#### [Data shown]
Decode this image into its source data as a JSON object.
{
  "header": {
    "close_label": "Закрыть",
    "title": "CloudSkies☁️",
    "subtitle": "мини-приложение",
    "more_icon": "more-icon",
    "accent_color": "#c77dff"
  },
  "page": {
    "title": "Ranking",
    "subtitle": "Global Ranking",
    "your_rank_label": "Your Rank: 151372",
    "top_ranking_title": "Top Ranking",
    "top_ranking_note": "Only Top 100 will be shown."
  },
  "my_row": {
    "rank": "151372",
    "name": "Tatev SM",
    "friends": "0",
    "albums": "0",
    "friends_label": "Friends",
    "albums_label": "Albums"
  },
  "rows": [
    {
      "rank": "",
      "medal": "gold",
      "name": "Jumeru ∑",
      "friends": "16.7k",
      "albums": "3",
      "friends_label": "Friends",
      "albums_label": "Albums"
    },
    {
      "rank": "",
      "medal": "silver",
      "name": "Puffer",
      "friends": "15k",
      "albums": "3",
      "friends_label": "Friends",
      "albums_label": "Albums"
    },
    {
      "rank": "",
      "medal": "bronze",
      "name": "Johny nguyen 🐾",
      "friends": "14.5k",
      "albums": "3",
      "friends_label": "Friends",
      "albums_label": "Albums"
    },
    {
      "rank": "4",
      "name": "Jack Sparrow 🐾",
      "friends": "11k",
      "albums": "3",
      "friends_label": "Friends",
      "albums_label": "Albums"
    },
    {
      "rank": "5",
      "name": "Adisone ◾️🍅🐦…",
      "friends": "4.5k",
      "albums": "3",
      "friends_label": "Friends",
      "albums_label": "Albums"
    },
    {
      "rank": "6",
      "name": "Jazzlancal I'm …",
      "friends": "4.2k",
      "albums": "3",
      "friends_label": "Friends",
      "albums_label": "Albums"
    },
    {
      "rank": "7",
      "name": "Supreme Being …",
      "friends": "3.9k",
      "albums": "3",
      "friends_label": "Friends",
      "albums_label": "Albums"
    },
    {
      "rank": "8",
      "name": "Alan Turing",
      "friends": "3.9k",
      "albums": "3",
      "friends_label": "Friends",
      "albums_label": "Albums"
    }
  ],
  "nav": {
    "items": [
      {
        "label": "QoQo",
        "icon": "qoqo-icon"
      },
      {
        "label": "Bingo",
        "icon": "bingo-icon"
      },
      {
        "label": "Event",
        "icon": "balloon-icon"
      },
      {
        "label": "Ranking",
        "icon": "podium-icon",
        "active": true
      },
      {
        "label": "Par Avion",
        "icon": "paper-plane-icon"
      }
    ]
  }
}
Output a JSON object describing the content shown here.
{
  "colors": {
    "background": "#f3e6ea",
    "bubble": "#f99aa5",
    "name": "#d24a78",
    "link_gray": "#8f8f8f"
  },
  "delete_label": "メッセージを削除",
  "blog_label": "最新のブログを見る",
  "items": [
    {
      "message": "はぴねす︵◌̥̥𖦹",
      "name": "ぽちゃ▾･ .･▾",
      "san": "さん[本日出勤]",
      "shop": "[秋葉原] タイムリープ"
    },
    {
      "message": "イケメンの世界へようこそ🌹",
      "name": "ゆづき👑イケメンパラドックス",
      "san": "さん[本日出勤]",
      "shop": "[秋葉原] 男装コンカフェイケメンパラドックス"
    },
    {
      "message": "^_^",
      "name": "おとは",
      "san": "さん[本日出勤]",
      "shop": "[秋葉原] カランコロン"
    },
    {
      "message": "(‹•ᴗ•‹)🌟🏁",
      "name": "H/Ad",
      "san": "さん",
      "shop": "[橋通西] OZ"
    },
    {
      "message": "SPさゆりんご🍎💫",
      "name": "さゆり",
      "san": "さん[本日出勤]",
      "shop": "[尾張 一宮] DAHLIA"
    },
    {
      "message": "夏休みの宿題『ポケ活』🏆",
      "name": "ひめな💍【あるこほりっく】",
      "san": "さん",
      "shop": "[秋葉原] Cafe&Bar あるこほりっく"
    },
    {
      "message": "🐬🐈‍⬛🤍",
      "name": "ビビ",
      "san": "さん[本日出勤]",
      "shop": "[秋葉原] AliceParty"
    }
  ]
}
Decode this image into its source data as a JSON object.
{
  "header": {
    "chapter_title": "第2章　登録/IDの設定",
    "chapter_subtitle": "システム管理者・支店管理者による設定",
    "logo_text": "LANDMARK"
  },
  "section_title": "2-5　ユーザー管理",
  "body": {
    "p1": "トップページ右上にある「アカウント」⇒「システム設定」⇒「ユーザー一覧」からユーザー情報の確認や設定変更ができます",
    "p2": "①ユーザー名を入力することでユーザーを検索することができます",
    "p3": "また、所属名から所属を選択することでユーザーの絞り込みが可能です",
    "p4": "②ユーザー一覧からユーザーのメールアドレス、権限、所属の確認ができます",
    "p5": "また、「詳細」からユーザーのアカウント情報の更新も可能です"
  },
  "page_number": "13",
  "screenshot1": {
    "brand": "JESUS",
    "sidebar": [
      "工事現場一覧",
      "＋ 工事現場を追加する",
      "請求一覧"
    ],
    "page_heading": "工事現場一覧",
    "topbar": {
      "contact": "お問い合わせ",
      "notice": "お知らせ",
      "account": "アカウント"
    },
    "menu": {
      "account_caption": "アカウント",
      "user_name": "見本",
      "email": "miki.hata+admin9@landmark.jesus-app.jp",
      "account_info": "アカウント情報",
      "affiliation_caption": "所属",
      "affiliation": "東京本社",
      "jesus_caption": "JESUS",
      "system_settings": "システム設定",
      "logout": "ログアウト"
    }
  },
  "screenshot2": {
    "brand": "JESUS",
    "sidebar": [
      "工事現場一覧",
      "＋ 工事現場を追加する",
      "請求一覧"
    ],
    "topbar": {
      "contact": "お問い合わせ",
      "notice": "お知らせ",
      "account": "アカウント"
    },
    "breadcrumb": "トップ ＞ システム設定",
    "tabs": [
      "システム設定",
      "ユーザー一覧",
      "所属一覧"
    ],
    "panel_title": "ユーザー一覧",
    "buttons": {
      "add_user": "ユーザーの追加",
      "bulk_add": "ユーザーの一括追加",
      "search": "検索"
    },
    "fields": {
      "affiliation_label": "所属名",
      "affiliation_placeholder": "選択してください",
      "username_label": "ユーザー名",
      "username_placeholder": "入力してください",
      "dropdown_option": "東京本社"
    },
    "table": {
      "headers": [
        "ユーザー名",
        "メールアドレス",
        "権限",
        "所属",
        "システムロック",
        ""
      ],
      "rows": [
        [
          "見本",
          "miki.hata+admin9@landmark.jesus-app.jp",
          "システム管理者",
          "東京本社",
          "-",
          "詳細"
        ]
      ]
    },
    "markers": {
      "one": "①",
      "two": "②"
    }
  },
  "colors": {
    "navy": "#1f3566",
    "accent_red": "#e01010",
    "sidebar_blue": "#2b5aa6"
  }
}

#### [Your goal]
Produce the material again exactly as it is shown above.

#### [Output of the task]
Decode this image into its source data as a JSON object.
{
  "header": {
    "close_label": "Закрыть",
    "title": "CloudSkies☁️",
    "subtitle": "мини-приложение",
    "more_icon": "more-icon",
    "accent_color": "#c77dff"
  },
  "page": {
    "title": "Ranking",
    "subtitle": "Global Ranking",
    "your_rank_label": "Your Rank: 151372",
    "top_ranking_title": "Top Ranking",
    "top_ranking_note": "Only Top 100 will be shown."
  },
  "my_row": {
    "rank": "151372",
    "name": "Tatev SM",
    "friends": "0",
    "albums": "0",
    "friends_label": "Friends",
    "albums_label": "Albums"
  },
  "rows": [
    {
      "rank": "",
      "medal": "gold",
      "name": "Jumeru ∑",
      "friends": "16.7k",
      "albums": "3",
      "friends_label": "Friends",
      "albums_label": "Albums"
    },
    {
      "rank": "",
      "medal": "silver",
      "name": "Puffer",
      "friends": "15k",
      "albums": "3",
      "friends_label": "Friends",
      "albums_label": "Albums"
    },
    {
      "rank": "",
      "medal": "bronze",
      "name": "Johny nguyen 🐾",
      "friends": "14.5k",
      "albums": "3",
      "friends_label": "Friends",
      "albums_label": "Albums"
    },
    {
      "rank": "4",
      "name": "Jack Sparrow 🐾",
      "friends": "11k",
      "albums": "3",
      "friends_label": "Friends",
      "albums_label": "Albums"
    },
    {
      "rank": "5",
      "name": "Adisone ◾️🍅🐦…",
      "friends": "4.5k",
      "albums": "3",
      "friends_label": "Friends",
      "albums_label": "Albums"
    },
    {
      "rank": "6",
      "name": "Jazzlancal I'm …",
      "friends": "4.2k",
      "albums": "3",
      "friends_label": "Friends",
      "albums_label": "Albums"
    },
    {
      "rank": "7",
      "name": "Supreme Being …",
      "friends": "3.9k",
      "albums": "3",
      "friends_label": "Friends",
      "albums_label": "Albums"
    },
    {
      "rank": "8",
      "name": "Alan Turing",
      "friends": "3.9k",
      "albums": "3",
      "friends_label": "Friends",
      "albums_label": "Albums"
    }
  ],
  "nav": {
    "items": [
      {
        "label": "QoQo",
        "icon": "qoqo-icon"
      },
      {
        "label": "Bingo",
        "icon": "bingo-icon"
      },
      {
        "label": "Event",
        "icon": "balloon-icon"
      },
      {
        "label": "Ranking",
        "icon": "podium-icon",
        "active": true
      },
      {
        "label": "Par Avion",
        "icon": "paper-plane-icon"
      }
    ]
  }
}
Output a JSON object describing the content shown here.
{
  "colors": {
    "background": "#f3e6ea",
    "bubble": "#f99aa5",
    "name": "#d24a78",
    "link_gray": "#8f8f8f"
  },
  "delete_label": "メッセージを削除",
  "blog_label": "最新のブログを見る",
  "items": [
    {
      "message": "はぴねす︵◌̥̥𖦹",
      "name": "ぽちゃ▾･ .･▾",
      "san": "さん[本日出勤]",
      "shop": "[秋葉原] タイムリープ"
    },
    {
      "message": "イケメンの世界へようこそ🌹",
      "name": "ゆづき👑イケメンパラドックス",
      "san": "さん[本日出勤]",
      "shop": "[秋葉原] 男装コンカフェイケメンパラドックス"
    },
    {
      "message": "^_^",
      "name": "おとは",
      "san": "さん[本日出勤]",
      "shop": "[秋葉原] カランコロン"
    },
    {
      "message": "(‹•ᴗ•‹)🌟🏁",
      "name": "H/Ad",
      "san": "さん",
      "shop": "[橋通西] OZ"
    },
    {
      "message": "SPさゆりんご🍎💫",
      "name": "さゆり",
      "san": "さん[本日出勤]",
      "shop": "[尾張 一宮] DAHLIA"
    },
    {
      "message": "夏休みの宿題『ポケ活』🏆",
      "name": "ひめな💍【あるこほりっく】",
      "san": "さん",
      "shop": "[秋葉原] Cafe&Bar あるこほりっく"
    },
    {
      "message": "🐬🐈‍⬛🤍",
      "name": "ビビ",
      "san": "さん[本日出勤]",
      "shop": "[秋葉原] AliceParty"
    }
  ]
}
Decode this image into its source data as a JSON object.
{
  "header": {
    "chapter_title": "第2章　登録/IDの設定",
    "chapter_subtitle": "システム管理者・支店管理者による設定",
    "logo_text": "LANDMARK"
  },
  "section_title": "2-5　ユーザー管理",
  "body": {
    "p1": "トップページ右上にある「アカウント」⇒「システム設定」⇒「ユーザー一覧」からユーザー情報の確認や設定変更ができます",
    "p2": "①ユーザー名を入力することでユーザーを検索することができます",
    "p3": "また、所属名から所属を選択することでユーザーの絞り込みが可能です",
    "p4": "②ユーザー一覧からユーザーのメールアドレス、権限、所属の確認ができます",
    "p5": "また、「詳細」からユーザーのアカウント情報の更新も可能です"
  },
  "page_number": "13",
  "screenshot1": {
    "brand": "JESUS",
    "sidebar": [
      "工事現場一覧",
      "＋ 工事現場を追加する",
      "請求一覧"
    ],
    "page_heading": "工事現場一覧",
    "topbar": {
      "contact": "お問い合わせ",
      "notice": "お知らせ",
      "account": "アカウント"
    },
    "menu": {
      "account_caption": "アカウント",
      "user_name": "見本",
      "email": "miki.hata+admin9@landmark.jesus-app.jp",
      "account_info": "アカウント情報",
      "affiliation_caption": "所属",
      "affiliation": "東京本社",
      "jesus_caption": "JESUS",
      "system_settings": "システム設定",
      "logout": "ログアウト"
    }
  },
  "screenshot2": {
    "brand": "JESUS",
    "sidebar": [
      "工事現場一覧",
      "＋ 工事現場を追加する",
      "請求一覧"
    ],
    "topbar": {
      "contact": "お問い合わせ",
      "notice": "お知らせ",
      "account": "アカウント"
    },
    "breadcrumb": "トップ ＞ システム設定",
    "tabs": [
      "システム設定",
      "ユーザー一覧",
      "所属一覧"
    ],
    "panel_title": "ユーザー一覧",
    "buttons": {
      "add_user": "ユーザーの追加",
      "bulk_add": "ユーザーの一括追加",
      "search": "検索"
    },
    "fields": {
      "affiliation_label": "所属名",
      "affiliation_placeholder": "選択してください",
      "username_label": "ユーザー名",
      "username_placeholder": "入力してください",
      "dropdown_option": "東京本社"
    },
    "table": {
      "headers": [
        "ユーザー名",
        "メールアドレス",
        "権限",
        "所属",
        "システムロック",
        ""
      ],
      "rows": [
        [
          "見本",
          "miki.hata+admin9@landmark.jesus-app.jp",
          "システム管理者",
          "東京本社",
          "-",
          "詳細"
        ]
      ]
    },
    "markers": {
      "one": "①",
      "two": "②"
    }
  },
  "colors": {
    "navy": "#1f3566",
    "accent_red": "#e01010",
    "sidebar_blue": "#2b5aa6"
  }
}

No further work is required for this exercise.